Prolotherapy is an innovative injection technique developed in 1930s by Dr George Hackett, surgeon in the USA, effective in treating most chronic injuries. It is an elegant refinement of the centuries-old sclerotherapy which produced scar tissue to stabilise joints and relieve pain.

When an acute injury fails to heal, the strain or sprain is usually at the enthesis (attachment to the bone) - the weakest point. If laxity is not corrected, pain receptors in the ligaments are constantly stimulated by movement, and muscle spasm results.

Prolotherapy involves injection of hyperosmolar glucose or other irritating solution to the enthesis. This initiates the wound healing cascade. Inflammatory mediators attract fibroblasts which secrete collagen. The new collagen matures, gradually restoring strength to the enthesis and relieving pain. Banks 1993 1. The tendency of collagen to contract as it matures, which is a disadvantage in burns, is of benefit in prolotherapy as it can correct the laxity of strained ligaments.

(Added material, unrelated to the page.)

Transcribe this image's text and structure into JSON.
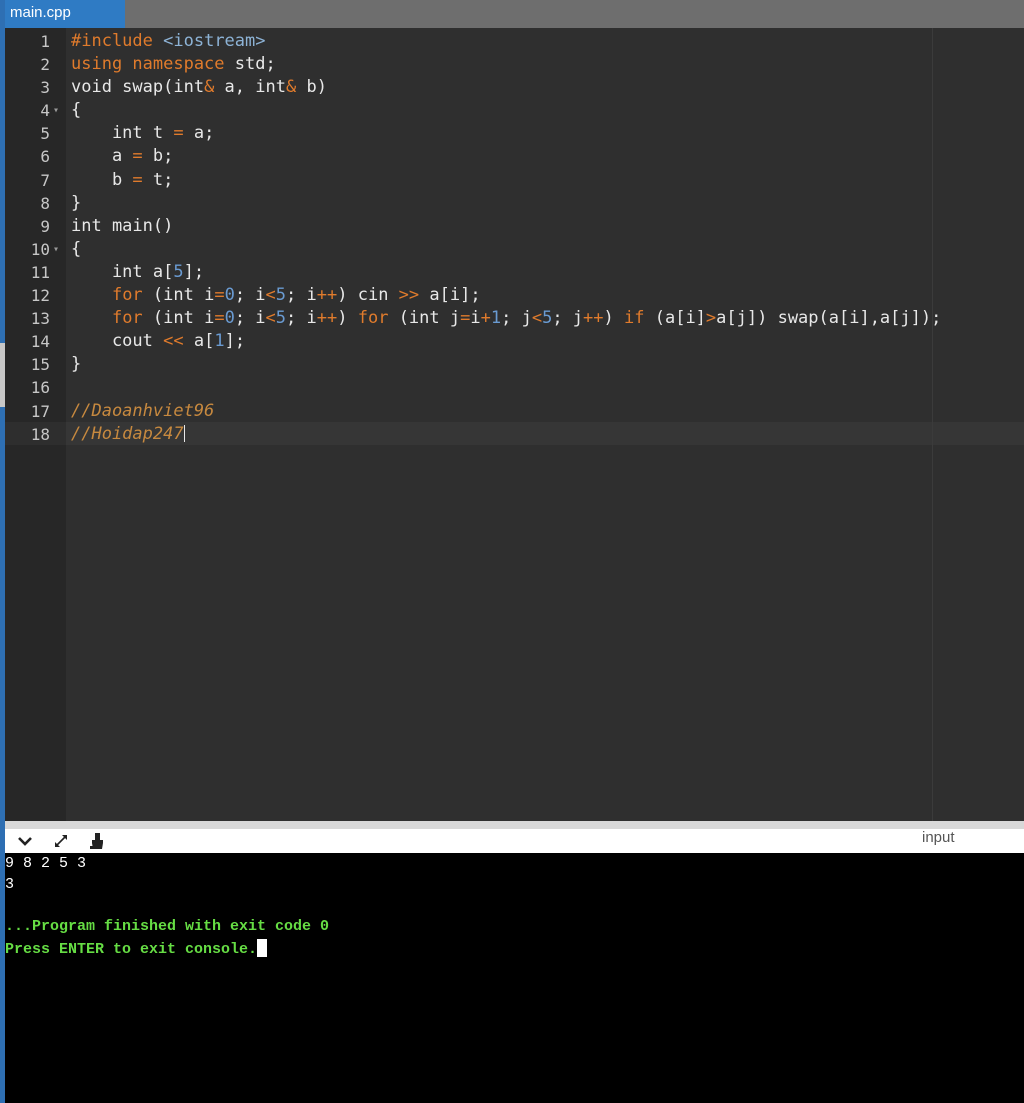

Light and electron microscopic studies of human posterior sacro-iliac ligaments have shown marked fibroblastic hyperplasia and increase in collagen fibril size2. The treated ligaments and entheses become 30-40% stronger when compared with saline controls.3 This is used to treat low back pain, whiplash and other neck pain, headache and migraine, chronic upper thoracic pain, sports injuries to ankles, knees4, wrists, fingers, and elbows, tennis elbow, Osgood Schlatters knees in teenagers, temporo-mandibular joint dysfunction, calcaneal spur and many other problems.

It is an excellent addition to musculo-skeletal and orthopaedic practice5/6 and as a result of Yelland’s trial in Spine20047, Bogduk recommends, in Management of chronic low back pain, in MJA 20048 that “Injections into tender attachment sites for ligaments are a simple treatment that GPs can perform. They can achieve complete relief of pain in 20% of patients and significantly reduce pain in 40%. These figures are no worse than those for the best alternatives, and better than most.” Cyriax described use of 'sclerosants' in his book, Orthopaedic Medicine in 1983.

 

 

References

1Banks AR: A rationale for prolotherapy. J Orthopaed Med 1993; 13:54-59

2Klein R, Dorman T, Johnson: Proliferant injections for low back pain: Histological changes of injected ligaments & objective measurements of lumbar spine mobility before & after treatment: J Neurol & Orthop Med & Surg 1989; 10:123-126

3Liu, An in situ study of the influence of a sclerosing solution in rabbit medial collateral ligaments and its junction strength. Connect Tissue Res 1983;11:95-102

4Reeves KD, Hassanein K, Randomised prospective double-blind placebo-controlled study of dextrose prolotherapy for knee osteoarthritis with or without ACL laxity. Alt Ther Health Med 2000; 6: 68-80

 5Reeves KD, Prolotherapy: Basic science and technique: in Pain Procedures in Clinical Practice, 2nd edition, ed Lennard TA, pub. Hanley & Belfus

6Dorman TA and Ravin TM: Diagnosis and Injection Techniques in Orthopedic Medicine, 1991 pub Williams & Wilkins.

7Yelland M, Glaziou P, Bogduk N et al, Randomised controlled trial of prolotherapy injections, saline injections and exercise in the treatment of chronic low back pain. Spine 2004; 29: 9-16

8Bogduk N, Management of chronic low back pain. MJA 2004; 180: 79-83

 

Clinic Address

Address
SA Sports Medicine Centre
70 South Tce
Adelaide 5000

Phone: +61 08 8211 8002

E:taylorme@internode.on.net